Excerpts from a dataset:
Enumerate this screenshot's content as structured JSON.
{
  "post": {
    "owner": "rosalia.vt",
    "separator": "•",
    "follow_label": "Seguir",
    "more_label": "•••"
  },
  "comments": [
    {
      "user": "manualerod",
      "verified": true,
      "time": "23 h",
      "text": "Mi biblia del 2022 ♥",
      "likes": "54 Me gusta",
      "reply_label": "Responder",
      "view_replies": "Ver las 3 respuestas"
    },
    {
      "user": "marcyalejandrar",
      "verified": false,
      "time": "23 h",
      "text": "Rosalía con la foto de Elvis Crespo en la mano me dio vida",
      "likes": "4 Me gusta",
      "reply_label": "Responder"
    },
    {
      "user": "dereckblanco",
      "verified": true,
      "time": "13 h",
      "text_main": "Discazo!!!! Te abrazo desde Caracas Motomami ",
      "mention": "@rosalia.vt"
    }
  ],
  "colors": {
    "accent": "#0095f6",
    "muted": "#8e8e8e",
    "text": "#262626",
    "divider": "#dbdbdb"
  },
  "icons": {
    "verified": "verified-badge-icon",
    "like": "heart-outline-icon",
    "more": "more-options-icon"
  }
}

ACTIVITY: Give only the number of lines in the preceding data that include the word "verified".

SOLUTION TO THE PROBLEM: 4